Charles Kolodgy, research vice president for secure products at IDC, says that when a file initiates an unexpected behavior, "normally that means it is malicious." With sandboxing, suspicious objects (PDFs, images, documents with embedded malicious URLs and more) are sent to a quarantined environment that mirrors that of the larger enterprise network.
Their activity is then analyzed to see if registry keys are being modified, DNS lookups initiated, ports opened or communication with unknown servers attempted, he says.
"So many organizations are finding [malware] they've never seen before," says Fred Kost, head of product marketing at Check Point Software. Consider links to legitimate-looking websites embedded in emails that deposit their payload when an unwitting employee clicks on the link, for example, or malware embedded in a Microsoft Word file that appears to come from a colleague.
People can find a great deal of information about state and local governments online, including everything from public officials' salaries and the status of pending pieces of legislation to countless staff email addresses. Kost says all of that data gives attackers fodder to create more effective spear phishing and other attacks, using sophisticated social engineering to fool even seasoned technology users — and ratcheting up the need for a threat-emulation environment.
"Anti-virus and intrusion prevention and other technologies that use pattern recognition are very effective at finding the known thing," says Kost. When Check Point piloted its new threat emulation blade, dozens of its early adopters each faced at least one zero-day attack during the pilot.
Vinay Anand, vice president of product management for network security for McAfee, says the company is weaving throughout its platform the LynuxWorks ValidEdge technology it acquired in February. Renamed Advanced Threat Defense, it will be integrated into a range of McAfee products with a refurbished email gateway among those items slated for release before the end of the year.
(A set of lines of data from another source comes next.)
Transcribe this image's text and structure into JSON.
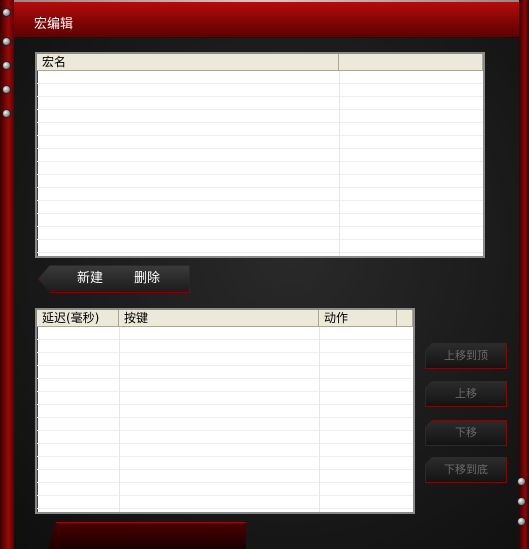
{
  "window": {
    "title": "宏编辑"
  },
  "macro_table": {
    "columns": [
      "宏名",
      ""
    ],
    "rows": []
  },
  "buttons": {
    "new": "新建",
    "delete": "删除"
  },
  "step_table": {
    "columns": [
      "延迟(毫秒)",
      "按键",
      "动作",
      ""
    ],
    "rows": []
  },
  "side_buttons": {
    "move_top": "上移到顶",
    "move_up": "上移",
    "move_down": "下移",
    "move_bottom": "下移到底"
  }
}
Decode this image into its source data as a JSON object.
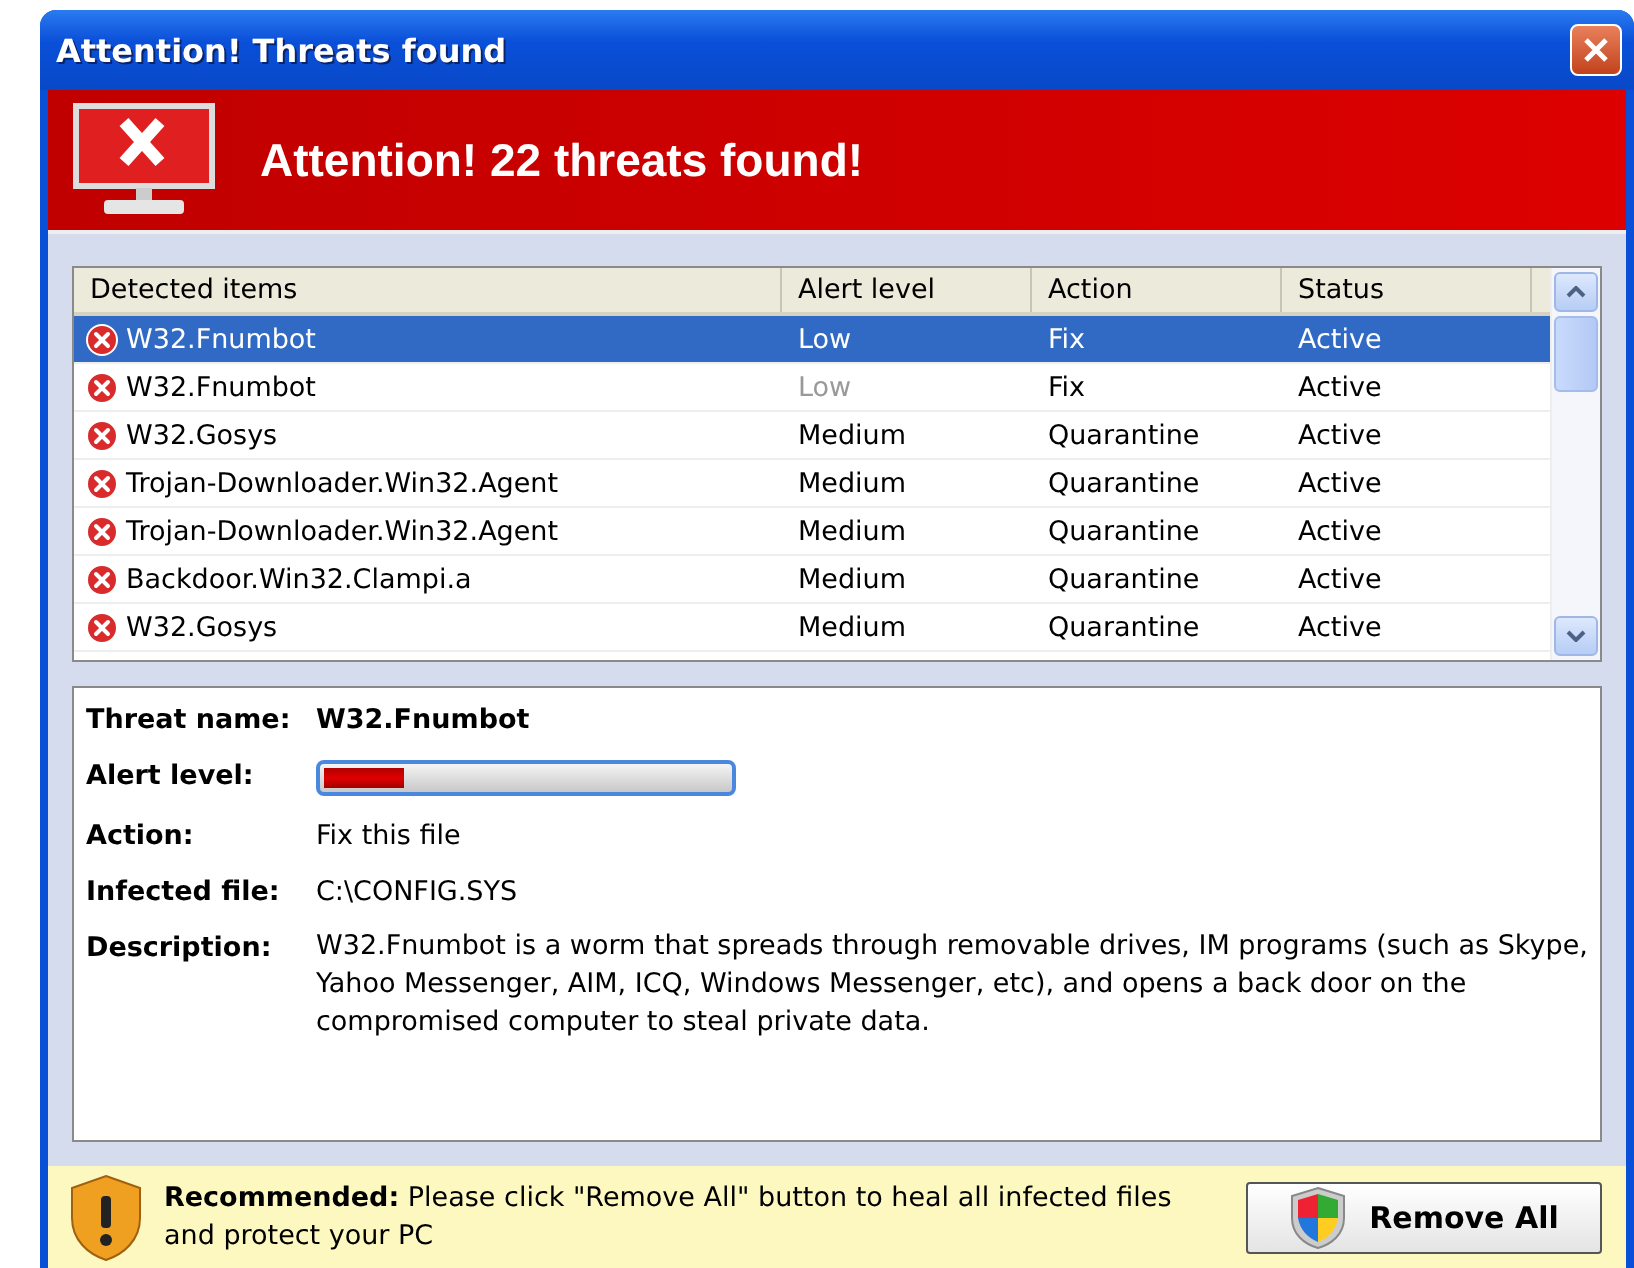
{
  "window": {
    "title": "Attention! Threats found"
  },
  "banner": {
    "text": "Attention! 22 threats found!"
  },
  "table": {
    "columns": [
      "Detected items",
      "Alert level",
      "Action",
      "Status"
    ],
    "rows": [
      {
        "name": "W32.Fnumbot",
        "alert": "Low",
        "alert_dimmed": false,
        "action": "Fix",
        "status": "Active",
        "selected": true
      },
      {
        "name": "W32.Fnumbot",
        "alert": "Low",
        "alert_dimmed": true,
        "action": "Fix",
        "status": "Active",
        "selected": false
      },
      {
        "name": "W32.Gosys",
        "alert": "Medium",
        "alert_dimmed": false,
        "action": "Quarantine",
        "status": "Active",
        "selected": false
      },
      {
        "name": "Trojan-Downloader.Win32.Agent",
        "alert": "Medium",
        "alert_dimmed": false,
        "action": "Quarantine",
        "status": "Active",
        "selected": false
      },
      {
        "name": "Trojan-Downloader.Win32.Agent",
        "alert": "Medium",
        "alert_dimmed": false,
        "action": "Quarantine",
        "status": "Active",
        "selected": false
      },
      {
        "name": "Backdoor.Win32.Clampi.a",
        "alert": "Medium",
        "alert_dimmed": false,
        "action": "Quarantine",
        "status": "Active",
        "selected": false
      },
      {
        "name": "W32.Gosys",
        "alert": "Medium",
        "alert_dimmed": false,
        "action": "Quarantine",
        "status": "Active",
        "selected": false
      }
    ]
  },
  "details": {
    "threat_name_label": "Threat name:",
    "threat_name": "W32.Fnumbot",
    "alert_label": "Alert level:",
    "alert_level": {
      "level": 0.2
    },
    "action_label": "Action:",
    "action": "Fix this file",
    "file_label": "Infected file:",
    "file": "C:\\CONFIG.SYS",
    "description_label": "Description:",
    "description": "W32.Fnumbot is a worm that spreads through removable drives, IM programs (such as Skype, Yahoo Messenger, AIM, ICQ, Windows Messenger, etc), and opens a back door on the compromised computer to steal private data."
  },
  "footer": {
    "message": "**Recommended:** Please click \"Remove All\" button to heal all infected files and protect your PC",
    "button": "Remove All"
  }
}
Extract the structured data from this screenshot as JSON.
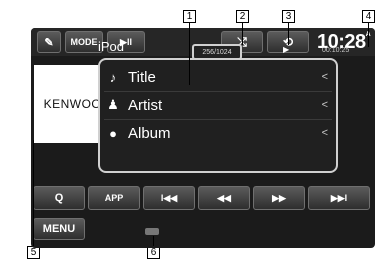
{
  "top_bar": {
    "mode_label": "MODE",
    "play_pause_glyph": "▶II",
    "shuffle_glyph": "⤮",
    "repeat_glyph": "⟲",
    "clock_time": "10:28",
    "clock_suffix": "A"
  },
  "now_playing": {
    "source": "iPod",
    "track_count": "256/1024",
    "play_indicator": "▶",
    "elapsed_time": "00:10:25",
    "artwork_text": "KENWOOD"
  },
  "info_rows": [
    {
      "icon": "♪",
      "label": "Title",
      "chevron": "<"
    },
    {
      "icon": "♟",
      "label": "Artist",
      "chevron": "<"
    },
    {
      "icon": "●",
      "label": "Album",
      "chevron": "<"
    }
  ],
  "control_bar": {
    "search_glyph": "Q",
    "app_label": "APP",
    "prev_track_glyph": "I◀◀",
    "rewind_glyph": "◀◀",
    "forward_glyph": "▶▶",
    "next_track_glyph": "▶▶I"
  },
  "bottom": {
    "menu_label": "MENU"
  },
  "callouts": [
    "1",
    "2",
    "3",
    "4",
    "5",
    "6"
  ],
  "colors": {
    "screen_bg": "#1b1b1b",
    "button_gradient_top": "#5b5b5b",
    "button_gradient_bottom": "#2e2e2e",
    "panel_border": "#d0d0d0"
  }
}
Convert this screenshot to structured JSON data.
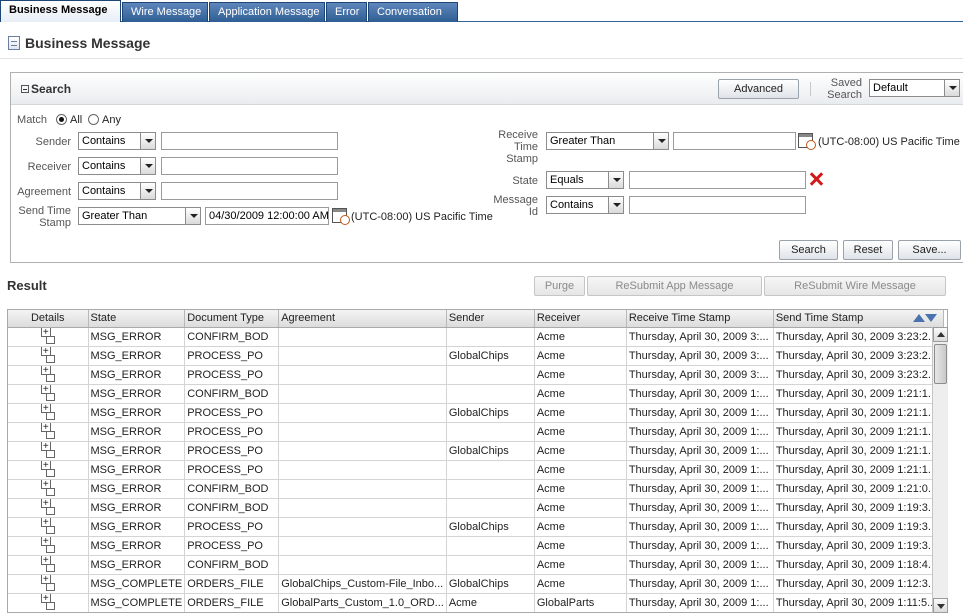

Anand says that McAfee's approach to sandboxing — making it a central part of network security, rather than bolting sandboxes on various appliances and other items facing the web — offers the most comprehensive form of threat emulation available, one that plays well with existing security technologies.
"Sandboxing gives you one more view," Anand says, adding that packet-level analysis, maintenance of current attack signatures and other methods of securing a network continue to come into play.